## What is needed
What is the number of lines in the data below that contain "search"? Answer with that number and no other words.
====== Exercise data
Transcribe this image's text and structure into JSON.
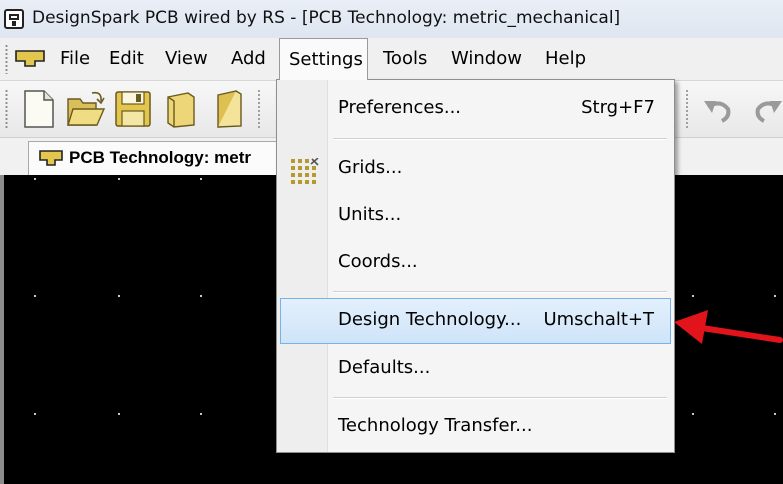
{
  "window": {
    "title": "DesignSpark PCB wired by RS - [PCB Technology: metric_mechanical]"
  },
  "menubar": {
    "items": [
      {
        "label": "File"
      },
      {
        "label": "Edit"
      },
      {
        "label": "View"
      },
      {
        "label": "Add"
      },
      {
        "label": "Settings"
      },
      {
        "label": "Tools"
      },
      {
        "label": "Window"
      },
      {
        "label": "Help"
      }
    ]
  },
  "toolbar": {
    "icons": [
      "new-document-icon",
      "open-folder-icon",
      "save-icon",
      "close-document-icon",
      "book-icon",
      "undo-icon",
      "redo-icon"
    ]
  },
  "document_tab": {
    "label": "PCB Technology: metr"
  },
  "settings_menu": {
    "items": [
      {
        "label": "Preferences...",
        "shortcut": "Strg+F7"
      },
      {
        "label": "Grids...",
        "shortcut": "",
        "icon": "grid-icon"
      },
      {
        "label": "Units...",
        "shortcut": ""
      },
      {
        "label": "Coords...",
        "shortcut": ""
      },
      {
        "label": "Design Technology...",
        "shortcut": "Umschalt+T",
        "highlighted": true
      },
      {
        "label": "Defaults...",
        "shortcut": ""
      },
      {
        "label": "Technology Transfer...",
        "shortcut": ""
      }
    ]
  },
  "colors": {
    "highlight": "#cfe4f9",
    "highlight_border": "#7ab1e6",
    "arrow": "#e0141a",
    "canvas": "#000000"
  }
}
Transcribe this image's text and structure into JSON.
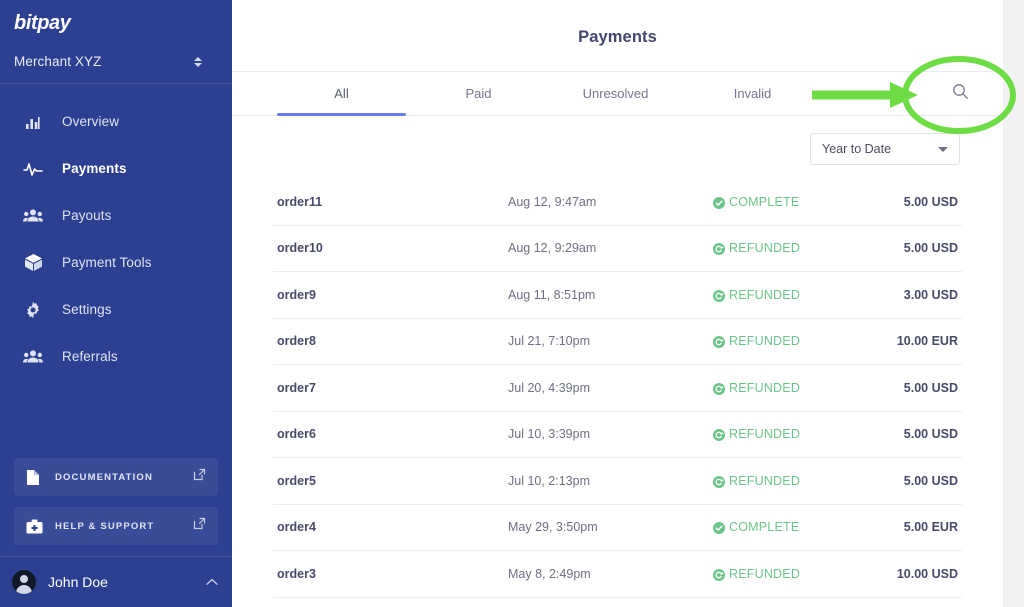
{
  "sidebar": {
    "brand": "bitpay",
    "merchant": "Merchant XYZ",
    "items": [
      {
        "label": "Overview",
        "icon": "bar-chart-icon"
      },
      {
        "label": "Payments",
        "icon": "activity-pulse-icon"
      },
      {
        "label": "Payouts",
        "icon": "people-icon"
      },
      {
        "label": "Payment Tools",
        "icon": "cube-icon"
      },
      {
        "label": "Settings",
        "icon": "gear-icon"
      },
      {
        "label": "Referrals",
        "icon": "people-icon"
      }
    ],
    "documentation": "DOCUMENTATION",
    "help": "HELP & SUPPORT",
    "user": "John Doe"
  },
  "header": {
    "title": "Payments"
  },
  "tabs": [
    {
      "label": "All"
    },
    {
      "label": "Paid"
    },
    {
      "label": "Unresolved"
    },
    {
      "label": "Invalid"
    }
  ],
  "search": {
    "icon": "search-icon"
  },
  "filter": {
    "selected": "Year to Date"
  },
  "table": {
    "rows": [
      {
        "order": "order11",
        "date": "Aug 12, 9:47am",
        "status": "COMPLETE",
        "status_icon": "check-circle-icon",
        "amount": "5.00 USD"
      },
      {
        "order": "order10",
        "date": "Aug 12, 9:29am",
        "status": "REFUNDED",
        "status_icon": "refund-circle-icon",
        "amount": "5.00 USD"
      },
      {
        "order": "order9",
        "date": "Aug 11, 8:51pm",
        "status": "REFUNDED",
        "status_icon": "refund-circle-icon",
        "amount": "3.00 USD"
      },
      {
        "order": "order8",
        "date": "Jul 21, 7:10pm",
        "status": "REFUNDED",
        "status_icon": "refund-circle-icon",
        "amount": "10.00 EUR"
      },
      {
        "order": "order7",
        "date": "Jul 20, 4:39pm",
        "status": "REFUNDED",
        "status_icon": "refund-circle-icon",
        "amount": "5.00 USD"
      },
      {
        "order": "order6",
        "date": "Jul 10, 3:39pm",
        "status": "REFUNDED",
        "status_icon": "refund-circle-icon",
        "amount": "5.00 USD"
      },
      {
        "order": "order5",
        "date": "Jul 10, 2:13pm",
        "status": "REFUNDED",
        "status_icon": "refund-circle-icon",
        "amount": "5.00 USD"
      },
      {
        "order": "order4",
        "date": "May 29, 3:50pm",
        "status": "COMPLETE",
        "status_icon": "check-circle-icon",
        "amount": "5.00 EUR"
      },
      {
        "order": "order3",
        "date": "May 8, 2:49pm",
        "status": "REFUNDED",
        "status_icon": "refund-circle-icon",
        "amount": "10.00 USD"
      }
    ]
  },
  "annotation": {
    "color": "#6ddc45",
    "shapes": [
      "arrow-pointing-right",
      "ellipse-highlight-around-search-icon"
    ]
  },
  "colors": {
    "sidebar": "#2c3f90",
    "accent": "#6b7ce8",
    "status_green": "#6dc48a",
    "annotation_green": "#6ddc45"
  }
}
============
## Result below
3